Weak branches

I decided to branch out and try something completely new this time, but sadly, it didn’t quite pan out. This cocktail, via Kindred Cocktails, is just too bitter for my taste, even after adding a bit of maple syrup for some extra sweetness. That being said, the lemon really is a lovely touch that tries to balance the intense autumn flavors. 

Aaron A. Aaronson, Jason Westplate, Kindred Cocktails

Getting the business

Early on in my cocktail adventure I drank a lot of gin. I mean, A LOT. Over the last year, however, I’ve neglected it in favor of whiskey. For some reason today, with the first frost in the air, I’m feeling the urge to revisit my old friend. I pulled this easy drink from my favorite cocktail app, Bartender’s Choice.  It’s a lovely drink, sort of a floral daiquiri. I may have to add this into my rotation, both for summer and days when I want to remember summer.

The Business, Sasha Petraske, Milk & Honey

Kicking and screaming

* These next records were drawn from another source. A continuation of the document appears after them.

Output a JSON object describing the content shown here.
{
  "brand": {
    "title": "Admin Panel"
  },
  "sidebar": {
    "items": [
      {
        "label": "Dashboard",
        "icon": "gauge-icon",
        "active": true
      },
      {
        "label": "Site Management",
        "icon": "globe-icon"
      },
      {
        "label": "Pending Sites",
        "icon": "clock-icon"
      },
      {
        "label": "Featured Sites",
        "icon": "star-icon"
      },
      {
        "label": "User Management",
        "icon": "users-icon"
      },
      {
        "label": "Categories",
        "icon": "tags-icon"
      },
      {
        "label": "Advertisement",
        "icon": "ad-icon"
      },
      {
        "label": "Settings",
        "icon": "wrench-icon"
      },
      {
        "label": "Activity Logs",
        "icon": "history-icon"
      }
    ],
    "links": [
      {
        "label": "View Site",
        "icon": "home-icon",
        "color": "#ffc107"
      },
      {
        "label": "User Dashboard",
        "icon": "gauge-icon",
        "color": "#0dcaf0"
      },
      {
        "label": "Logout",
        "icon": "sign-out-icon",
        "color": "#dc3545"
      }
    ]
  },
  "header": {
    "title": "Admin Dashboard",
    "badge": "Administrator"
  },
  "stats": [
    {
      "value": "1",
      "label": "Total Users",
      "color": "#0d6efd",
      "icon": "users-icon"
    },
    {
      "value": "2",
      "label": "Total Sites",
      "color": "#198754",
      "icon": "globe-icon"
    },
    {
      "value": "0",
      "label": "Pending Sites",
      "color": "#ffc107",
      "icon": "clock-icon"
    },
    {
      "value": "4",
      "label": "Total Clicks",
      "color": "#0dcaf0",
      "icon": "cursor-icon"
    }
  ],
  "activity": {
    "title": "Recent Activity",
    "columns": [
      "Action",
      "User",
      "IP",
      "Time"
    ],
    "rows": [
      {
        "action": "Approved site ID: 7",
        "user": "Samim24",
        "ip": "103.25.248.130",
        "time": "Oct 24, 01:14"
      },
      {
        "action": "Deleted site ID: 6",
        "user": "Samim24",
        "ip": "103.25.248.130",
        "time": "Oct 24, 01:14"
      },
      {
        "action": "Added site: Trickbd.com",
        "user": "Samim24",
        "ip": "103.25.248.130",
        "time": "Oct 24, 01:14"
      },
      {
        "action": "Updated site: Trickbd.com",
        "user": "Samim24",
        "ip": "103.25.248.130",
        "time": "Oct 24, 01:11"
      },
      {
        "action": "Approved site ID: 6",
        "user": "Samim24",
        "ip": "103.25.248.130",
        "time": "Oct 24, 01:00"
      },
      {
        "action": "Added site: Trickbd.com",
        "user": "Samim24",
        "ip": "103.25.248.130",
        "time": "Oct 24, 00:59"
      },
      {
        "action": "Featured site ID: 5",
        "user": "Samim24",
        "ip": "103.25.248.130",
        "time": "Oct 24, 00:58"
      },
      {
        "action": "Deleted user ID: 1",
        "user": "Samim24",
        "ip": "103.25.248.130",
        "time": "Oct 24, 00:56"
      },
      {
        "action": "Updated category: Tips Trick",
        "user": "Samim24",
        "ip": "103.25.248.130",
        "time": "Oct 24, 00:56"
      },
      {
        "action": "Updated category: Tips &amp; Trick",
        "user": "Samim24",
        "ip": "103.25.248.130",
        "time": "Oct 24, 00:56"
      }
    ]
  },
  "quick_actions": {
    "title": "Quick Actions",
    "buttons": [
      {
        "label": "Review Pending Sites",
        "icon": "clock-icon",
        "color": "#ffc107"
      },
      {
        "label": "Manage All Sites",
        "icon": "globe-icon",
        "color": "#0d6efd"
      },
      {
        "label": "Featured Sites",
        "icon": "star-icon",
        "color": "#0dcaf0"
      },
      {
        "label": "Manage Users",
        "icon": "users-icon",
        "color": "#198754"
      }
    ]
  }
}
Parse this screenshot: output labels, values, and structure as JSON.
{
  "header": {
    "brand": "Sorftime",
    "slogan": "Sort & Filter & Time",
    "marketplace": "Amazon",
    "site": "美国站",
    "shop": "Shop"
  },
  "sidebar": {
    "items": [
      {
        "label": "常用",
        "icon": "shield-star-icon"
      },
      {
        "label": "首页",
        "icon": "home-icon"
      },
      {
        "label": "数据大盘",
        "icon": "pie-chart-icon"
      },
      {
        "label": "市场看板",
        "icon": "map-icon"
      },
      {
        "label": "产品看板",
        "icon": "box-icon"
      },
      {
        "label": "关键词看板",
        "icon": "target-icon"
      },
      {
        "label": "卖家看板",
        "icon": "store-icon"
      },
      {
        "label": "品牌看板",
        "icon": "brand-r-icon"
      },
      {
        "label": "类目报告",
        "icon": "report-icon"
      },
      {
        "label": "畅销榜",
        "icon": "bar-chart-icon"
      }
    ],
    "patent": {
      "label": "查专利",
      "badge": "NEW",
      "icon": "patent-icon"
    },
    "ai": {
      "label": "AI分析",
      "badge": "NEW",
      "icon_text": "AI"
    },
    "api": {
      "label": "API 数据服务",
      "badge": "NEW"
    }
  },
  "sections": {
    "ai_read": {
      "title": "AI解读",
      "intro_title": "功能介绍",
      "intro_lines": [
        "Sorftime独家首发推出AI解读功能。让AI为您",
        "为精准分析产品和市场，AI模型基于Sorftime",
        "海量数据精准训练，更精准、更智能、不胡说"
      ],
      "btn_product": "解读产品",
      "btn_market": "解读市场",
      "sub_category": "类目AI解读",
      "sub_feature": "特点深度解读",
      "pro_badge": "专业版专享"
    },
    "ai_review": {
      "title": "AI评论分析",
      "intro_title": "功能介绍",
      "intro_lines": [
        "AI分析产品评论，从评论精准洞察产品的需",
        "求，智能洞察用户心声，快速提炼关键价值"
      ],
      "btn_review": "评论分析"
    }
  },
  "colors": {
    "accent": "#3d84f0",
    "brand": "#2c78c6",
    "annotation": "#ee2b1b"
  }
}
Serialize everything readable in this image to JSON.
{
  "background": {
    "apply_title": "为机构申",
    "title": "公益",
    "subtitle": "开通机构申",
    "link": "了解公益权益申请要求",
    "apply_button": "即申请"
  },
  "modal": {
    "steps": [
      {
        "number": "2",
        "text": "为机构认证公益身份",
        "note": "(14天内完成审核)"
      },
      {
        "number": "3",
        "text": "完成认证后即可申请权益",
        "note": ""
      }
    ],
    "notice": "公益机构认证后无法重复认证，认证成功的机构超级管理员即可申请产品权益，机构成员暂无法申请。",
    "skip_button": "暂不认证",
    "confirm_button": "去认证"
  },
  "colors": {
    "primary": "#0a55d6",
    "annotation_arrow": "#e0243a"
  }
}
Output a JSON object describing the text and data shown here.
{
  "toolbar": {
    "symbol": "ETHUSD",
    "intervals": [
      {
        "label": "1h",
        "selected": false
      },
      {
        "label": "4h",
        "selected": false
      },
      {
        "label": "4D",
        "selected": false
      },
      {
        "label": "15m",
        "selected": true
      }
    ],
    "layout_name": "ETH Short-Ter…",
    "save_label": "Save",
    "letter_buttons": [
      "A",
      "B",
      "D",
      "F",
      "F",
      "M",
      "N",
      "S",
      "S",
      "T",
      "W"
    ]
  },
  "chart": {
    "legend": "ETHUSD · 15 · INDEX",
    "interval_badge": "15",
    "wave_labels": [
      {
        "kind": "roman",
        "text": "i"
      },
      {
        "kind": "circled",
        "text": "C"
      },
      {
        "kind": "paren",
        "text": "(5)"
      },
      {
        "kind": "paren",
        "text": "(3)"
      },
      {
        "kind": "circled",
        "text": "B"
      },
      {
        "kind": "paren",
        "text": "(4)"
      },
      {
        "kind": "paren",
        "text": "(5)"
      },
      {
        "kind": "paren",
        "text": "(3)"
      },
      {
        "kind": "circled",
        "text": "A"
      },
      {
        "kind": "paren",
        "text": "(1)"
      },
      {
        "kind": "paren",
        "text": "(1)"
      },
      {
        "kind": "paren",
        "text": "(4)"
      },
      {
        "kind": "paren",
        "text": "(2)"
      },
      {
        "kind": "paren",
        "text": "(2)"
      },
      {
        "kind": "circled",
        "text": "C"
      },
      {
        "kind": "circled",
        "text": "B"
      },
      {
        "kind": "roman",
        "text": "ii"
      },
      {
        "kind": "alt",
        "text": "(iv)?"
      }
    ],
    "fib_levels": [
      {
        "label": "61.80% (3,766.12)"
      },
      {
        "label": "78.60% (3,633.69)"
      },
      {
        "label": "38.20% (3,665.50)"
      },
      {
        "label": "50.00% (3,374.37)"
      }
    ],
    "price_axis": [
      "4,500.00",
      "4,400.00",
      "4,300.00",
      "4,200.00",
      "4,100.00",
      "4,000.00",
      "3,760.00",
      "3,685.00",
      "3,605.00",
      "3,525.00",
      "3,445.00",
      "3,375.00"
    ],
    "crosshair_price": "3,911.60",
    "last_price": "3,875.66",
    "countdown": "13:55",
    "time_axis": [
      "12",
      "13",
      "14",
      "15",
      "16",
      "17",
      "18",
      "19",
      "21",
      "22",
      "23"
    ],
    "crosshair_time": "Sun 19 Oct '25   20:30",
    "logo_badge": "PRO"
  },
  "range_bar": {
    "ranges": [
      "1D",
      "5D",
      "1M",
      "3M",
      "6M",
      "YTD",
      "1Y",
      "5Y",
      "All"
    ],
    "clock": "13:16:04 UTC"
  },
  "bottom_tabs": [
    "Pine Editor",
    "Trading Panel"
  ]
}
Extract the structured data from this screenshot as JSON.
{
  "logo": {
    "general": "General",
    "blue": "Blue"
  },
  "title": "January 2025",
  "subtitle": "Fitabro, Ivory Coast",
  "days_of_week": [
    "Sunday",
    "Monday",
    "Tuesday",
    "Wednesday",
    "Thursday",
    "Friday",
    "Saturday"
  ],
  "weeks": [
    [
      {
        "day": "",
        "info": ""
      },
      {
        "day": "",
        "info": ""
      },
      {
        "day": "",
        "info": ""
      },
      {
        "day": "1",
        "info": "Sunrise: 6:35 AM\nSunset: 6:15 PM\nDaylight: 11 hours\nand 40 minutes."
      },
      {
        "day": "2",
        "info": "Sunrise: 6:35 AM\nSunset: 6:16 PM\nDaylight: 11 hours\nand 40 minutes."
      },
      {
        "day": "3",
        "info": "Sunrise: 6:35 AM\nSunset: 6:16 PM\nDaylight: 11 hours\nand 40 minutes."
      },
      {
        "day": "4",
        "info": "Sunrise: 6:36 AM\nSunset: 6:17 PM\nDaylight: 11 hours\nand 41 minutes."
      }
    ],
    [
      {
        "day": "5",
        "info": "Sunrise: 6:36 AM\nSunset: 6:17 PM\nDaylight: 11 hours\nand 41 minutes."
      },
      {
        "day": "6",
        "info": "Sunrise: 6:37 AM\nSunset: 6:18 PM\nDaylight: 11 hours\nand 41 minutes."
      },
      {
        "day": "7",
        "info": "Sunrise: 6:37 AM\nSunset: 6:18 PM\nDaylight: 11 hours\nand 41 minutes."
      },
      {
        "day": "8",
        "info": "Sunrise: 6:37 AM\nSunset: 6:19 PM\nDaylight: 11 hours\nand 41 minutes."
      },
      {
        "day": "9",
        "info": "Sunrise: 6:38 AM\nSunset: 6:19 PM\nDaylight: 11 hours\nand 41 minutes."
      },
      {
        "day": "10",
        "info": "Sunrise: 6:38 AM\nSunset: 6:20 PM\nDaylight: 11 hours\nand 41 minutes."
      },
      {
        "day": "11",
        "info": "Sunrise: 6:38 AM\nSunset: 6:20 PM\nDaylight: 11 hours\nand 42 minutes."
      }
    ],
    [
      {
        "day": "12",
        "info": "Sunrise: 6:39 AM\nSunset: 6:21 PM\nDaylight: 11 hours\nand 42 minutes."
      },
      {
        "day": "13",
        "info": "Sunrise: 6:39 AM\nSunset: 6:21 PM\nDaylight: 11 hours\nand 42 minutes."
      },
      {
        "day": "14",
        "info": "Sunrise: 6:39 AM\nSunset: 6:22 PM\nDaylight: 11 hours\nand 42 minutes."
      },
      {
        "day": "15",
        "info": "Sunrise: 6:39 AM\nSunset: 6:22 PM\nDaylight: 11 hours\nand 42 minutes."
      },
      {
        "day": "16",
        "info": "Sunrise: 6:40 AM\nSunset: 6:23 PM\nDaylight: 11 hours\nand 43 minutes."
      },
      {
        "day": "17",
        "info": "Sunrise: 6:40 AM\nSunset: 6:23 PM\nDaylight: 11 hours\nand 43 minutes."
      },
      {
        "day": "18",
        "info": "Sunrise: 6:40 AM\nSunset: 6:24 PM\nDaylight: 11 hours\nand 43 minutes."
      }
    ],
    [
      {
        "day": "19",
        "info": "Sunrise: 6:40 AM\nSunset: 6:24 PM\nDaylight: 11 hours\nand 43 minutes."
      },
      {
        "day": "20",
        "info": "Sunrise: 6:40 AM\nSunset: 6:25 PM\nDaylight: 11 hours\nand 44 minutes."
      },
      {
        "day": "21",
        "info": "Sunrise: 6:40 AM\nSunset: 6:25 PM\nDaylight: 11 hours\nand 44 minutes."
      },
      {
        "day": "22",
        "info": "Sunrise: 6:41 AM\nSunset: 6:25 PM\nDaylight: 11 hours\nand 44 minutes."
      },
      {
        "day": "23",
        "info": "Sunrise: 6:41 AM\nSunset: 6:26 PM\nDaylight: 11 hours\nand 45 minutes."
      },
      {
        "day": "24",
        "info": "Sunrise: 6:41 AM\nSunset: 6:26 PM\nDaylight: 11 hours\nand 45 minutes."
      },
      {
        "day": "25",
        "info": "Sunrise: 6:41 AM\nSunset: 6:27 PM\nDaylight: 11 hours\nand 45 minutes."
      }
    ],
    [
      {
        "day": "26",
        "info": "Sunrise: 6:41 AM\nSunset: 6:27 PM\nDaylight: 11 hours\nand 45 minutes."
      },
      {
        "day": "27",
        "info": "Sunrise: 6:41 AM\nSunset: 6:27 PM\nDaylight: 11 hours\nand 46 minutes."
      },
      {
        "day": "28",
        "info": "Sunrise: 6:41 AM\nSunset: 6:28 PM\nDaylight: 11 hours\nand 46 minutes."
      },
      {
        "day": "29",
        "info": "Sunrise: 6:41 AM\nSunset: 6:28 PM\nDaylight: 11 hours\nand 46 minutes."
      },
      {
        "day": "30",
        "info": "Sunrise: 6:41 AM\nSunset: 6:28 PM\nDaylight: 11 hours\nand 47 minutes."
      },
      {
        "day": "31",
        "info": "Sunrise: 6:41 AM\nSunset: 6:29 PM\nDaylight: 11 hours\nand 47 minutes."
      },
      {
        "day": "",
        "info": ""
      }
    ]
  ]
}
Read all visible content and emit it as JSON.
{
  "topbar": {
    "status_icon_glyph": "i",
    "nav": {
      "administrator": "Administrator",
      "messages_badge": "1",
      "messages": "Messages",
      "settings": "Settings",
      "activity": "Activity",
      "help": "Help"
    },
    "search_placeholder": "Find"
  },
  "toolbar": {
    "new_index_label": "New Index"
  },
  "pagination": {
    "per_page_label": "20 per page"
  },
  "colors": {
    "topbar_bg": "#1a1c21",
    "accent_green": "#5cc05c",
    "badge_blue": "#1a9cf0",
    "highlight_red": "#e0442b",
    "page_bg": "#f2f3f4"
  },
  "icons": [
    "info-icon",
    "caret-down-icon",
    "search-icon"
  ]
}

Many thanks to my Seattle drinking friend for today’s cocktail.  After all the hullabaloo with debates and elections, it seemed appropriate for something appropriately American.  The A.V. Club says this drink was developed by Laura Kelton of Sportsman’s Club in Chicago, and I give her a solid tip of he hat.  Although my husband and I disagreed about whether this was a summer drink (lime) or a fall drink (apple and ginger), we both agreed it’s tasty.  I can easily imagine sipping this next to a fall bonfire or on the beach during a sunset.  Considering that our Northwest summer lasts well into October, this may well be the perfect Portland drink.  

All-American Mule, Laura Kelton, Sportsman’s Club